▶ [Problem statement]
Once you have counted the lines below that contain "know", give that number and nothing else.

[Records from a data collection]
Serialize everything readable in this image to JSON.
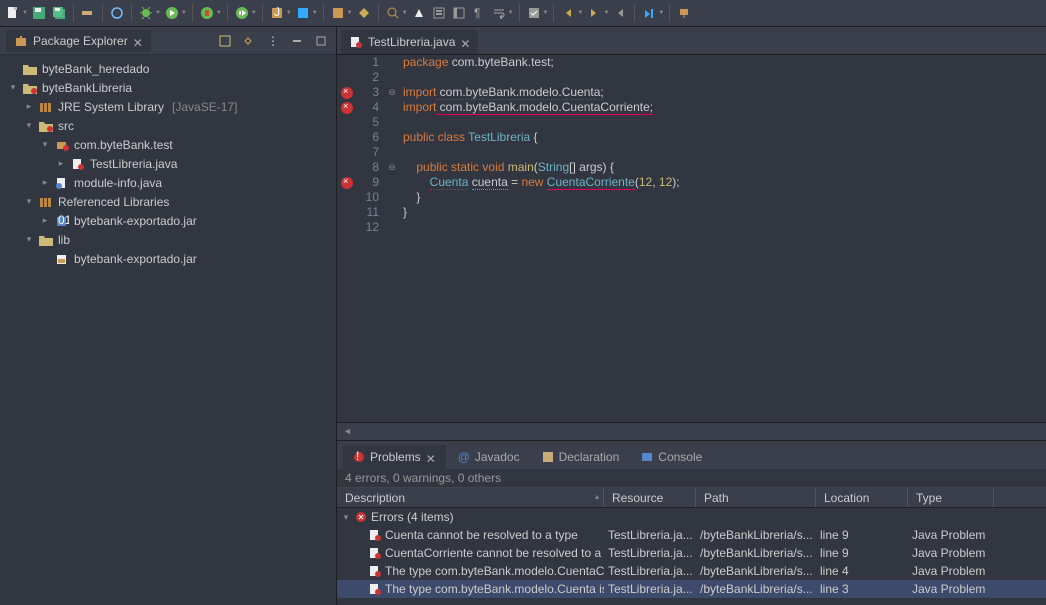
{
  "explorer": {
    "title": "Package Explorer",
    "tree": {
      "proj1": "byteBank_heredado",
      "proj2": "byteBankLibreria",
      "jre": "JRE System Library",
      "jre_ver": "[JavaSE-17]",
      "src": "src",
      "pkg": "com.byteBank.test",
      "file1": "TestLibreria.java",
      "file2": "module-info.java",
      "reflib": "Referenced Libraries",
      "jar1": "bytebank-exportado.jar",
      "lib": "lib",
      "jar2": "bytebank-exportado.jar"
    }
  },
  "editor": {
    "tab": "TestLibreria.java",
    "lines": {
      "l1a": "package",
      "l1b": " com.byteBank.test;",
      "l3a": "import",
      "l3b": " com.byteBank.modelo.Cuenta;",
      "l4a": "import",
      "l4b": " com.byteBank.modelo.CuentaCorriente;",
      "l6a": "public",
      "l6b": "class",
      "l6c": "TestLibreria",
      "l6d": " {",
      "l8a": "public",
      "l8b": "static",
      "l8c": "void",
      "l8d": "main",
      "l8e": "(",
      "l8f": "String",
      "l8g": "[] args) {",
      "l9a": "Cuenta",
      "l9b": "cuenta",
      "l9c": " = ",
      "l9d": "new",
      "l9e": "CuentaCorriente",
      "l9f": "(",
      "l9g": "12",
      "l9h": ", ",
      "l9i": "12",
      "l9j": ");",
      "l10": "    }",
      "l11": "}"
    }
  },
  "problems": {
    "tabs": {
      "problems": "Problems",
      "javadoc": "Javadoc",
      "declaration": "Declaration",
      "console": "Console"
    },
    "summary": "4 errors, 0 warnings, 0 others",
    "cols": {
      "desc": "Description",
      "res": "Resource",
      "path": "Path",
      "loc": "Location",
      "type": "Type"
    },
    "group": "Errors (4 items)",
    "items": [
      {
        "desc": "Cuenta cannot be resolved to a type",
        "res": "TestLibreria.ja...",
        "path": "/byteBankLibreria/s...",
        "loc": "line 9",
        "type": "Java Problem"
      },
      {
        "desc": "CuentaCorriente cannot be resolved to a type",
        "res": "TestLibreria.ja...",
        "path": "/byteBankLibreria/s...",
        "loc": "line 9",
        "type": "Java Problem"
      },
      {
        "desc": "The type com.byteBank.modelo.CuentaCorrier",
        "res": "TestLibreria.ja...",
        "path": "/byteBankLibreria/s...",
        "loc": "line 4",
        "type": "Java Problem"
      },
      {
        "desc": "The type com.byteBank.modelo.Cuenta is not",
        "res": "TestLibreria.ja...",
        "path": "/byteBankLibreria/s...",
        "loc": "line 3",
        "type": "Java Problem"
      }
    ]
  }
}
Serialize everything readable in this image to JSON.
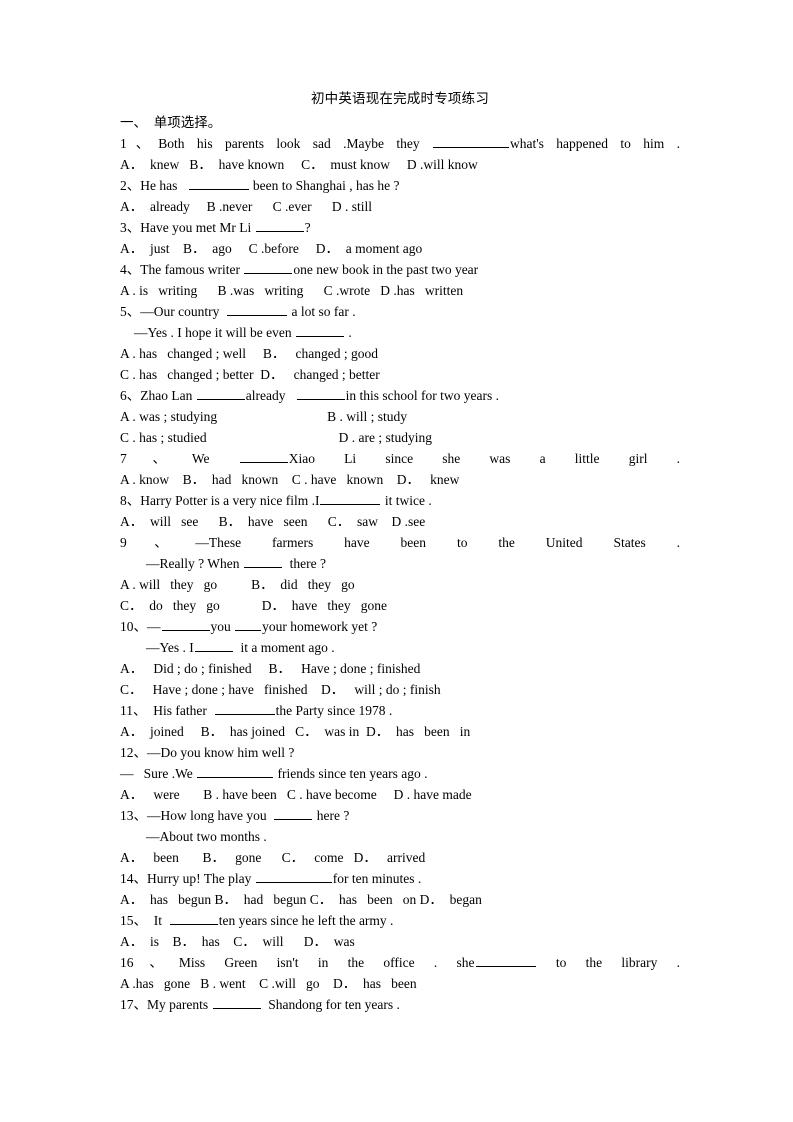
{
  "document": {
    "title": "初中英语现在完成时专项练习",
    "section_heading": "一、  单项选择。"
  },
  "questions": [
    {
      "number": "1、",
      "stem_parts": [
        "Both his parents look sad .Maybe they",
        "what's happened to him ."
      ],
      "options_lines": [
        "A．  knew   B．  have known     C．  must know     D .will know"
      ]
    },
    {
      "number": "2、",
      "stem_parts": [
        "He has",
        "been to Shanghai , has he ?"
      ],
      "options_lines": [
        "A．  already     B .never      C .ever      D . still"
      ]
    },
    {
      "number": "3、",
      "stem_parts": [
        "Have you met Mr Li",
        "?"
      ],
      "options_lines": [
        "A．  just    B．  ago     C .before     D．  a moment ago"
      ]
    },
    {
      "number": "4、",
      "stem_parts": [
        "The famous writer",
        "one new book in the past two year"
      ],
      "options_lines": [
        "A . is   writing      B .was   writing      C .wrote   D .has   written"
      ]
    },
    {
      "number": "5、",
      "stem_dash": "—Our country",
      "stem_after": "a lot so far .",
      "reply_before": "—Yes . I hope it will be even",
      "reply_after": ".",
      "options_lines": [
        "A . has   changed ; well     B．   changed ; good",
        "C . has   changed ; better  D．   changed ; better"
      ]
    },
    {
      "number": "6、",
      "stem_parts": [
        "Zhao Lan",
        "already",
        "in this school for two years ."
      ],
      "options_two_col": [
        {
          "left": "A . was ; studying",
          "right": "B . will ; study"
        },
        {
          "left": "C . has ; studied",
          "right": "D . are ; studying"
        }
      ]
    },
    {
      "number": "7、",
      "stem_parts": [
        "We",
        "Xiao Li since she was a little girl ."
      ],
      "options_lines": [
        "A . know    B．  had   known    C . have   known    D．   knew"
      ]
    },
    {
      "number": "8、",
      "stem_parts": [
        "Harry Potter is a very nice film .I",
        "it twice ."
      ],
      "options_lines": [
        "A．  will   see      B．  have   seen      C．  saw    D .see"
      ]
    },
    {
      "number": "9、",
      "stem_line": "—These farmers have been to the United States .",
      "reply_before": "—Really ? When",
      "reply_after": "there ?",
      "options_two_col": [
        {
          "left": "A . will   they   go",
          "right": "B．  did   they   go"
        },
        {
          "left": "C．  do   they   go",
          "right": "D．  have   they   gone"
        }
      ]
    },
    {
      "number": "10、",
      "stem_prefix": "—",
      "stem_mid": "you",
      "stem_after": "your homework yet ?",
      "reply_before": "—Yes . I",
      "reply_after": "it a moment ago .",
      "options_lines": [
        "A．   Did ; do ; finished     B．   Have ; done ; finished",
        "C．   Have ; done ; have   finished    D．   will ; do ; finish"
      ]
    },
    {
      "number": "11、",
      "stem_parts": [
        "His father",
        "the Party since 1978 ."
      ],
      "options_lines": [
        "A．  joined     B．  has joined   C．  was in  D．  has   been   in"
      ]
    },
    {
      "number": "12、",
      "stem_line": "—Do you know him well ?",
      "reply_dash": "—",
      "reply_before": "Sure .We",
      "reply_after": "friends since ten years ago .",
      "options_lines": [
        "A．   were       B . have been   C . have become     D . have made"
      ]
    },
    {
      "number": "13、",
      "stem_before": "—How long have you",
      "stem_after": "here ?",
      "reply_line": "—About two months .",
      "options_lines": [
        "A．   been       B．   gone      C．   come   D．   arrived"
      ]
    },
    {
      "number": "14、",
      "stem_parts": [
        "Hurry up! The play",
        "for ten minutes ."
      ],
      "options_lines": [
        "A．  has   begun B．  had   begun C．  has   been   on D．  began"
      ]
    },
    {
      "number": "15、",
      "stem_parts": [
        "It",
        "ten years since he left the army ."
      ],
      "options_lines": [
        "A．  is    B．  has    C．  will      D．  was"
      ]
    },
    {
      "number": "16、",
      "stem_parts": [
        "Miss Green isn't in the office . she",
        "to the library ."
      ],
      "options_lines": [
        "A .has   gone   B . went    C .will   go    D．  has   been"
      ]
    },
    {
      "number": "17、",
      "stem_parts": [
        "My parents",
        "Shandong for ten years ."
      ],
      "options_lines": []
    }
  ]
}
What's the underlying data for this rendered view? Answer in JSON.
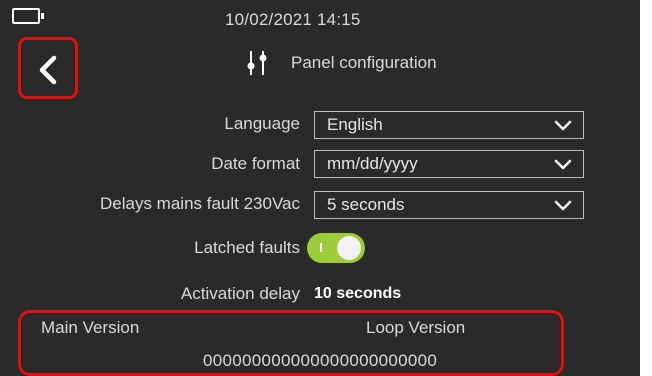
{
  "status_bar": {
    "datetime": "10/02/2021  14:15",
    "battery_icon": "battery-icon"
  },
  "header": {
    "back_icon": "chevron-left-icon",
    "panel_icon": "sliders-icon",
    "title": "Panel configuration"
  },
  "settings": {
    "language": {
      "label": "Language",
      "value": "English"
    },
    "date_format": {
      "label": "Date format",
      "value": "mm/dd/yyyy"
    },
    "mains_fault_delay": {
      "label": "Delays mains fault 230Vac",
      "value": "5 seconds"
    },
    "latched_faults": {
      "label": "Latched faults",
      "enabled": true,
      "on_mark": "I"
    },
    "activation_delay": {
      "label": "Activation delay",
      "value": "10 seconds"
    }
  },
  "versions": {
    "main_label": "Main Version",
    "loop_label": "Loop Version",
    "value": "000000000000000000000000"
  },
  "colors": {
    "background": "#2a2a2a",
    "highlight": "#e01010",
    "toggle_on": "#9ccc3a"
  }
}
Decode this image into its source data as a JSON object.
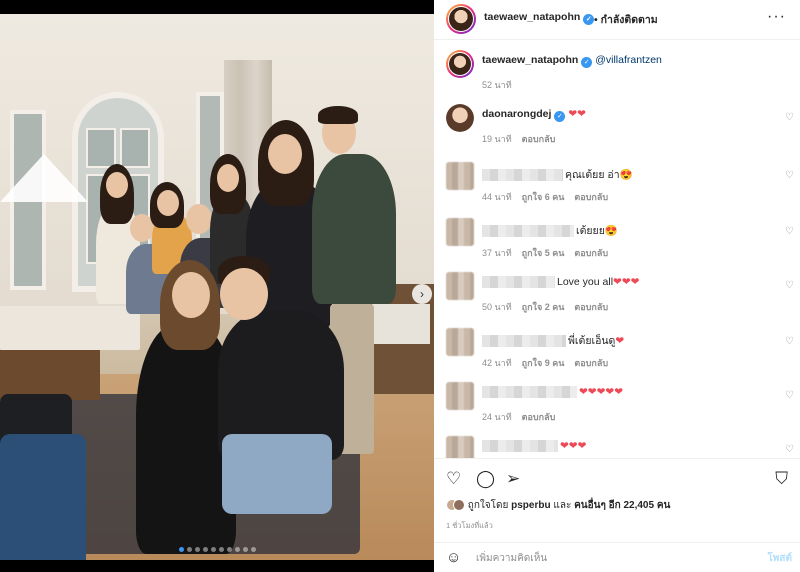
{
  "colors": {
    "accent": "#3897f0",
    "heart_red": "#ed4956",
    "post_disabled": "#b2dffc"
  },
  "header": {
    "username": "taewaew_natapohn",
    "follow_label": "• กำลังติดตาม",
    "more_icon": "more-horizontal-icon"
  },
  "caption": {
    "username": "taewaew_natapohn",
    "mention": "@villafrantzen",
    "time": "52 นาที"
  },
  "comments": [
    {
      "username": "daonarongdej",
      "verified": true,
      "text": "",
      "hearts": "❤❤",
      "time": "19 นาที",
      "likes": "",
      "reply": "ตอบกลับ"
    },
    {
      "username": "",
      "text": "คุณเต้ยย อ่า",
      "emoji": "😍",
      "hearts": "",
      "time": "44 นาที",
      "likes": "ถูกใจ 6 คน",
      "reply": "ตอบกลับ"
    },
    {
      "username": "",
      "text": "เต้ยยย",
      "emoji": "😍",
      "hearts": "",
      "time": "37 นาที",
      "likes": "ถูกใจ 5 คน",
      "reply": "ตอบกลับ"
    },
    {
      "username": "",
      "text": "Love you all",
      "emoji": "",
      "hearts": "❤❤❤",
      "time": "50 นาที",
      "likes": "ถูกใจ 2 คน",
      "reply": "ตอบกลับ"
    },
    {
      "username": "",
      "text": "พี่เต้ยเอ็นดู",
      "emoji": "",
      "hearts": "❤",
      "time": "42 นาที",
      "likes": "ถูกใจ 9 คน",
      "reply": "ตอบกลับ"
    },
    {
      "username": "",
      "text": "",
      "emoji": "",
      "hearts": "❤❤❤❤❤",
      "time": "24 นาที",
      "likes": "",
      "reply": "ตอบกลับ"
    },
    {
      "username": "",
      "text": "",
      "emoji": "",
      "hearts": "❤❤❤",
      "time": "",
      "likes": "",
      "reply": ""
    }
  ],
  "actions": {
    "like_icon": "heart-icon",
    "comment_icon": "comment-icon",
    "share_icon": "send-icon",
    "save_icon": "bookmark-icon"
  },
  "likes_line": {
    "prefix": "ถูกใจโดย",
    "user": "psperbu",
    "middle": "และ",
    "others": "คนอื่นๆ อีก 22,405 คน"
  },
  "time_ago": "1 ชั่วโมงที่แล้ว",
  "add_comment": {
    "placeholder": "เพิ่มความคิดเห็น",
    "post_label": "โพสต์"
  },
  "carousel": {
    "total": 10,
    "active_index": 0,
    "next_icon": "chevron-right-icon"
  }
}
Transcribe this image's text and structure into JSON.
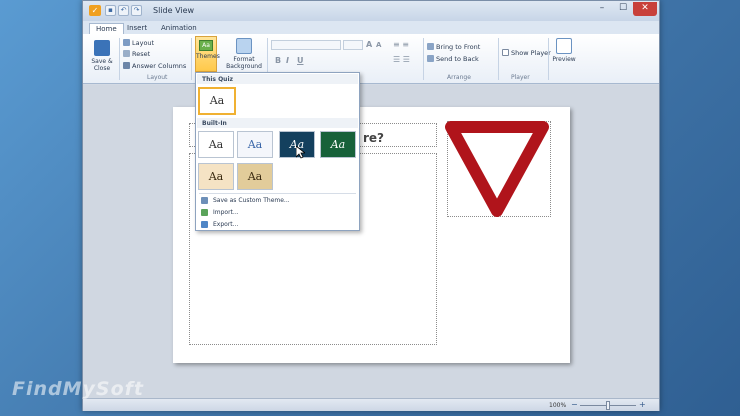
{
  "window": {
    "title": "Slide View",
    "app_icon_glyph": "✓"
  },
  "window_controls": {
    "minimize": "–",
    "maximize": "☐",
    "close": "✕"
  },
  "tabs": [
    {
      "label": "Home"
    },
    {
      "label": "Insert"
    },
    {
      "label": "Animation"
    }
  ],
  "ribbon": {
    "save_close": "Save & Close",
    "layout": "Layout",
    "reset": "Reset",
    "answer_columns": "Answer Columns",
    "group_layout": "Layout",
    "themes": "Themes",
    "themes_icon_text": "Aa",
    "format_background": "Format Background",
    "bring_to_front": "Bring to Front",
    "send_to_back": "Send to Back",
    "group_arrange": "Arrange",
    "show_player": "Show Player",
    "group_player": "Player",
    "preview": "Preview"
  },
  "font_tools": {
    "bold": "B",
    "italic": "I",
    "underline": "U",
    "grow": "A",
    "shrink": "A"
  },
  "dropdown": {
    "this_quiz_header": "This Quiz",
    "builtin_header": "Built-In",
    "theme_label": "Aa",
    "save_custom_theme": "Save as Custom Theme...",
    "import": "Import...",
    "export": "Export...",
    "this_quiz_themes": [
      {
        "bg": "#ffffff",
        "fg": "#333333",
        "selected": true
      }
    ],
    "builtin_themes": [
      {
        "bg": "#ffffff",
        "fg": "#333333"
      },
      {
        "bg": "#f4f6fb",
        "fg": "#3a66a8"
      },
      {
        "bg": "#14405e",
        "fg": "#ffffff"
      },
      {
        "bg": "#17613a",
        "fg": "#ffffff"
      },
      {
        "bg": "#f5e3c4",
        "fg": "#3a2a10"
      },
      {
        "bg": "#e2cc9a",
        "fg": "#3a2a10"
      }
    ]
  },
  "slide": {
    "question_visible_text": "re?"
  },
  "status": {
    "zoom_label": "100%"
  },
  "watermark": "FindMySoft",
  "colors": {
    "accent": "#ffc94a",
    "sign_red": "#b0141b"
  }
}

▶ [Solution]
3